The Hirschler Lecture
Professor Freeman’s lecture is based on her acclaimed 2018 work, Field of Blood, which recovers the long-lost story of physical violence on the floor of the U.S. Congress. Drawing on an extraordinary range of sources, she shows that the Capitol was rife with conflict in the decades before the Civil War. Legislative sessions were often punctuated by mortal threats, canings, flipped desks, and all-out slugfests. When debate broke down, congressmen drew pistols and waved Bowie knives. One representative even killed another in a duel.
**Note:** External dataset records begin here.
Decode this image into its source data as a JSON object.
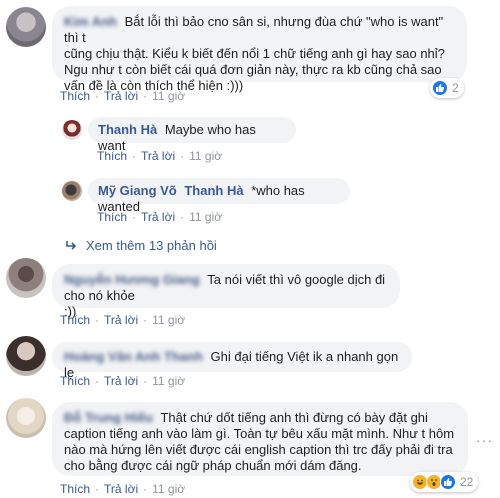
{
  "comments": [
    {
      "author": "Kim Anh",
      "text": "Bắt lỗi thì bảo cno sân si, nhưng đùa chứ \"who is want\" thì t cũng chịu thật. Kiểu k biết đến nổi 1 chữ tiếng anh gì hay sao nhỉ? Ngu như t còn biết cái quá đơn giản này, thực ra kb cũng chả sao vấn đề là còn thích thể hiện :)))",
      "lines": [
        "Bắt lỗi thì bảo cno sân si, nhưng đùa chứ \"who is want\" thì t",
        "cũng chịu thật. Kiểu k biết đến nổi 1 chữ tiếng anh gì hay sao nhỉ?",
        "Ngu như t còn biết cái quá đơn giản này, thực ra kb cũng chả sao",
        "vấn đề là còn thích thể hiện :)))"
      ],
      "like": "Thích",
      "reply": "Trả lời",
      "time": "11 giờ",
      "reaction_count": "2"
    },
    {
      "author": "Thanh Hà",
      "text": "Maybe who has want",
      "like": "Thích",
      "reply": "Trả lời",
      "time": "11 giờ"
    },
    {
      "author": "Mỹ Giang Võ",
      "mention": "Thanh Hà",
      "text": "*who has wanted",
      "like": "Thích",
      "reply": "Trả lời",
      "time": "11 giờ"
    },
    {
      "author": "Nguyễn Hương Giang",
      "lines": [
        "Ta nói viết thì vô google dịch đi cho nó khỏe",
        ":))"
      ],
      "like": "Thích",
      "reply": "Trả lời",
      "time": "11 giờ"
    },
    {
      "author": "Hoàng Văn Anh Thanh",
      "text": "Ghi đại tiếng Việt ik a nhanh gọn lẹ",
      "like": "Thích",
      "reply": "Trả lời",
      "time": "11 giờ"
    },
    {
      "author": "Đỗ Trung Hiếu",
      "lines": [
        "Thật chứ dốt tiếng anh thì đừng có bày đặt ghi",
        "caption tiếng anh vào làm gì. Toàn tự bêu xấu mặt mình. Như t hôm",
        "nào mà hứng lên viết được cái english caption thì trc đấy phải đi tra",
        "cho bằng được cái ngữ pháp chuẩn mới dám đăng."
      ],
      "like": "Thích",
      "reply": "Trả lời",
      "time": "11 giờ",
      "reaction_count": "22"
    }
  ],
  "view_more_replies": "Xem thêm 13 phản hồi",
  "colors": {
    "link": "#385898",
    "meta": "#90949c",
    "bubble": "#f2f3f5",
    "like_blue": "#1877f2"
  },
  "icons": {
    "like": "thumbs-up-icon",
    "haha": "haha-emoji-icon",
    "wow": "wow-emoji-icon",
    "reply_arrow": "reply-arrow-icon",
    "more": "more-options-icon"
  }
}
Many were beaten and bullied in an attempt to intimidate them into compliance, particularly on the issue of slavery.
These fights didn’t happen in a vacuum. Freeman’s dramatic accounts of brawls and thrashings tell a larger story of how fisticuffs and journalism, and the powerful emotions they elicited, raised tensions between North and South and led toward war. In the process, she brings the antebellum Congress to life, revealing its rough realities―the feel, sense, and sound of it―as well as its nation-shaping import. Funny, tragic, and rivetingly told, The Field of Blood offers a front-row view of congressional mayhem and sheds new light on the careers of John Quincy Adams, Henry Clay, and other luminaries, as well as introducing a host of lesser-known but no less fascinating men. The result is a fresh understanding of the workings of American democracy and the bonds of Union on the eve of their greatest peril.
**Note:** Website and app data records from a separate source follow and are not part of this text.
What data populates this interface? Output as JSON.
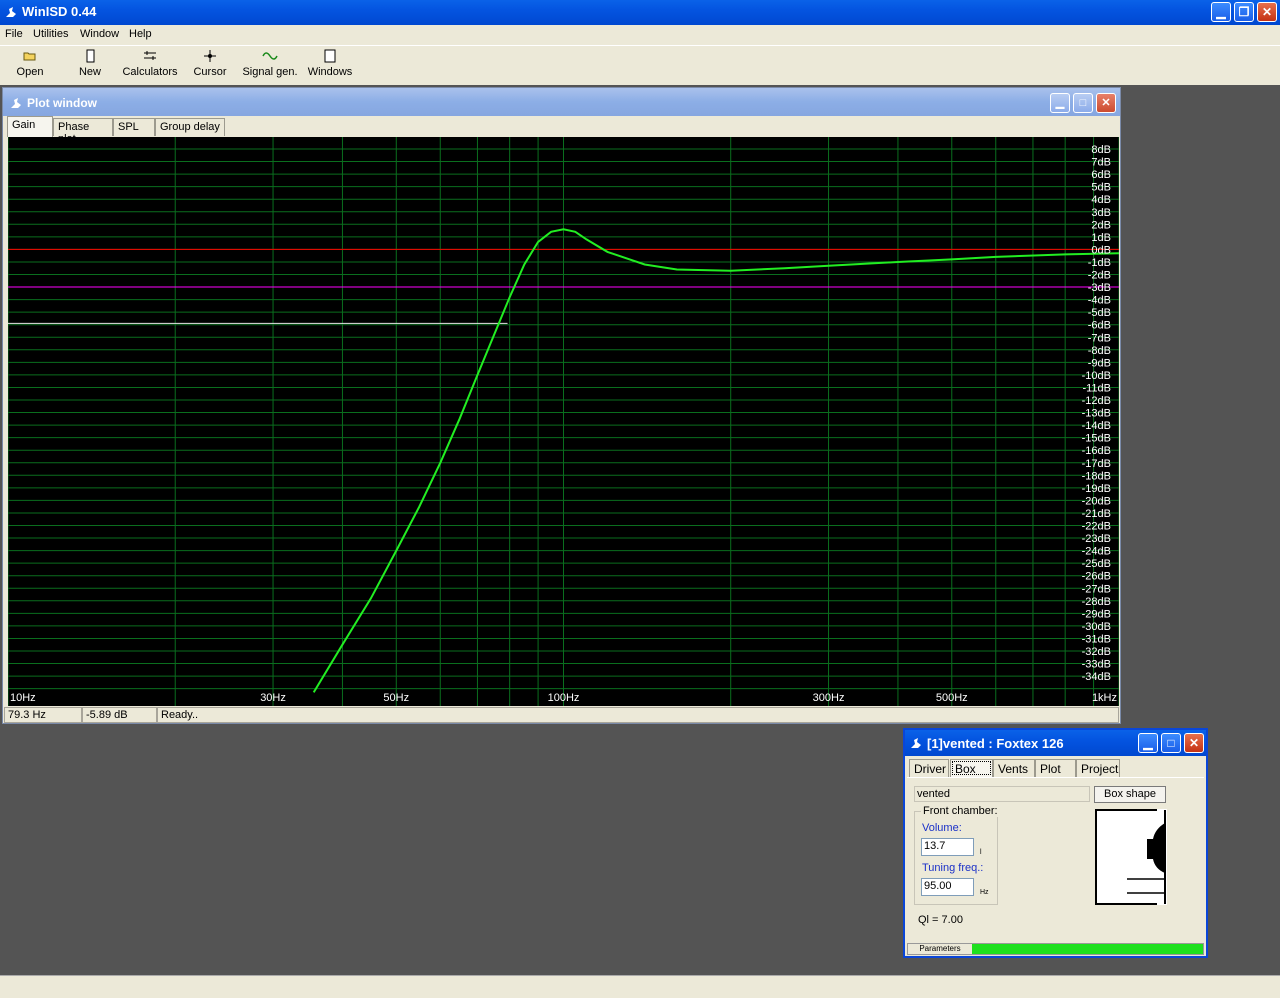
{
  "app": {
    "title": "WinISD 0.44"
  },
  "menu": [
    "File",
    "Utilities",
    "Window",
    "Help"
  ],
  "toolbar": [
    {
      "label": "Open",
      "icon": "folder-icon"
    },
    {
      "label": "New",
      "icon": "new-document-icon"
    },
    {
      "label": "Calculators",
      "icon": "calculator-icon"
    },
    {
      "label": "Cursor",
      "icon": "cursor-icon"
    },
    {
      "label": "Signal gen.",
      "icon": "signal-generator-icon"
    },
    {
      "label": "Windows",
      "icon": "windows-icon"
    }
  ],
  "plot_window": {
    "title": "Plot window",
    "tabs": [
      "Gain",
      "Phase plot",
      "SPL",
      "Group delay"
    ],
    "active_tab": "Gain",
    "status": {
      "freq": "79.3 Hz",
      "db": "-5.89 dB",
      "message": "Ready.."
    }
  },
  "chart_data": {
    "type": "line",
    "x_scale": "log",
    "xlim": [
      10,
      1000
    ],
    "ylim": [
      -35,
      8
    ],
    "x_tick_labels": [
      "10Hz",
      "30Hz",
      "50Hz",
      "100Hz",
      "300Hz",
      "500Hz",
      "1kHz"
    ],
    "x_tick_values": [
      10,
      30,
      50,
      100,
      300,
      500,
      1000
    ],
    "y_tick_labels": [
      "8dB",
      "7dB",
      "6dB",
      "5dB",
      "4dB",
      "3dB",
      "2dB",
      "1dB",
      "0dB",
      "-1dB",
      "-2dB",
      "-3dB",
      "-4dB",
      "-5dB",
      "-6dB",
      "-7dB",
      "-8dB",
      "-9dB",
      "-10dB",
      "-11dB",
      "-12dB",
      "-13dB",
      "-14dB",
      "-15dB",
      "-16dB",
      "-17dB",
      "-18dB",
      "-19dB",
      "-20dB",
      "-21dB",
      "-22dB",
      "-23dB",
      "-24dB",
      "-25dB",
      "-26dB",
      "-27dB",
      "-28dB",
      "-29dB",
      "-30dB",
      "-31dB",
      "-32dB",
      "-33dB",
      "-34dB"
    ],
    "y_tick_values": [
      8,
      7,
      6,
      5,
      4,
      3,
      2,
      1,
      0,
      -1,
      -2,
      -3,
      -4,
      -5,
      -6,
      -7,
      -8,
      -9,
      -10,
      -11,
      -12,
      -13,
      -14,
      -15,
      -16,
      -17,
      -18,
      -19,
      -20,
      -21,
      -22,
      -23,
      -24,
      -25,
      -26,
      -27,
      -28,
      -29,
      -30,
      -31,
      -32,
      -33,
      -34
    ],
    "grid": true,
    "reference_lines": [
      {
        "db": 0,
        "color": "#ff0000"
      },
      {
        "db": -3,
        "color": "#ff00ff"
      }
    ],
    "cursor": {
      "freq": 79.3,
      "db": -5.89
    },
    "series": [
      {
        "color": "#22ee22",
        "x": [
          35.5,
          40,
          45,
          50,
          55,
          60,
          65,
          70,
          75,
          80,
          85,
          90,
          95,
          100,
          105,
          110,
          120,
          140,
          160,
          200,
          250,
          300,
          400,
          500,
          600,
          800,
          1000
        ],
        "y": [
          -35.3,
          -31.5,
          -27.8,
          -24.0,
          -20.5,
          -17.0,
          -13.5,
          -10.0,
          -6.8,
          -3.8,
          -1.2,
          0.6,
          1.4,
          1.6,
          1.4,
          0.8,
          -0.2,
          -1.2,
          -1.6,
          -1.7,
          -1.5,
          -1.3,
          -1.0,
          -0.8,
          -0.6,
          -0.4,
          -0.3
        ]
      }
    ]
  },
  "box_window": {
    "title": "[1]vented : Foxtex 126",
    "tabs": [
      "Driver",
      "Box",
      "Vents",
      "Plot",
      "Project"
    ],
    "active_tab": "Box",
    "box_type": "vented",
    "box_shape_button": "Box shape",
    "front_chamber_label": "Front chamber:",
    "volume_label": "Volume:",
    "volume_value": "13.7",
    "volume_unit": "l",
    "tuning_label": "Tuning freq.:",
    "tuning_value": "95.00",
    "tuning_unit": "Hz",
    "ql_text": "Ql = 7.00",
    "parameters_label": "Parameters",
    "parameters_progress": 1.0
  },
  "colors": {
    "plot_background": "#000000",
    "grid": "#0a6e1e",
    "curve": "#22ee22",
    "titlebar": "#0454e0"
  }
}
Speaker: Joanne Freeman
Joanne B. Freeman, Professor of History, specializes in the politics and political culture of the revolutionary and early national periods of American History. She earned her Ph.D. at the University of Virginia. Her most recent book, Affairs of Honor: National Politics in the New Republic(Yale University Press), won the Best Book award from the Society of Historians of the Early American Republic, and her edited volume, Alexander Hamilton: Writings(Library of America) was one of the Atlantic Monthly’s “best books” of 2001. Her current project, The Field of Blood: Congressional Violence in Antebellum America, explores physical violence in the U.S. Congress between 1830 and the Civil War, and what it suggests about the institution of Congress, the nature of American sectionalism, the challenges of a young nation’s developing democracy, and the longstanding roots of the Civil War.
A fellow of the Society of American Historians, Freeman has won fellowships from, among others, the American Council of Learned Societies, the Cullman Center for Scholars and Writers, the Dirkson Congressional Research Center, the American Historical Association, and the Library of Congress. She is a Distinguished Lecturer for the Organization of American Historians, and was rated one of the nation’s “Top Young Historians” in 2005.
Freeman’s articles have appeared in a wide range of academic journals including William and Mary Quarterly, Journal of the Early Republic, Journal of Policy History, and Yale Law Journal, among others. She has written op-ed pieces for the New York Times, and appeared in a host of documentaries on PBS and the History Channel, and in a number of radio programs for NPR and the BBC. She has done extensive work in the realm of public history, including co-curating museum exhibitions, acting as a historical consultant for documentary filmmakers, and giving frequent public lectures at venues such as the Smithsonian Museum of American History, the National Gallery of Art, and Colonial Williamsburg, among other places. She has also worked extensively with high school history teachers and students in workshops, lectures, and symposia around the nation. In the last two years, she has worked as a historical consultant for the National Park Service in the reconstruction of the Alexander Hamilton Grange National Memorial.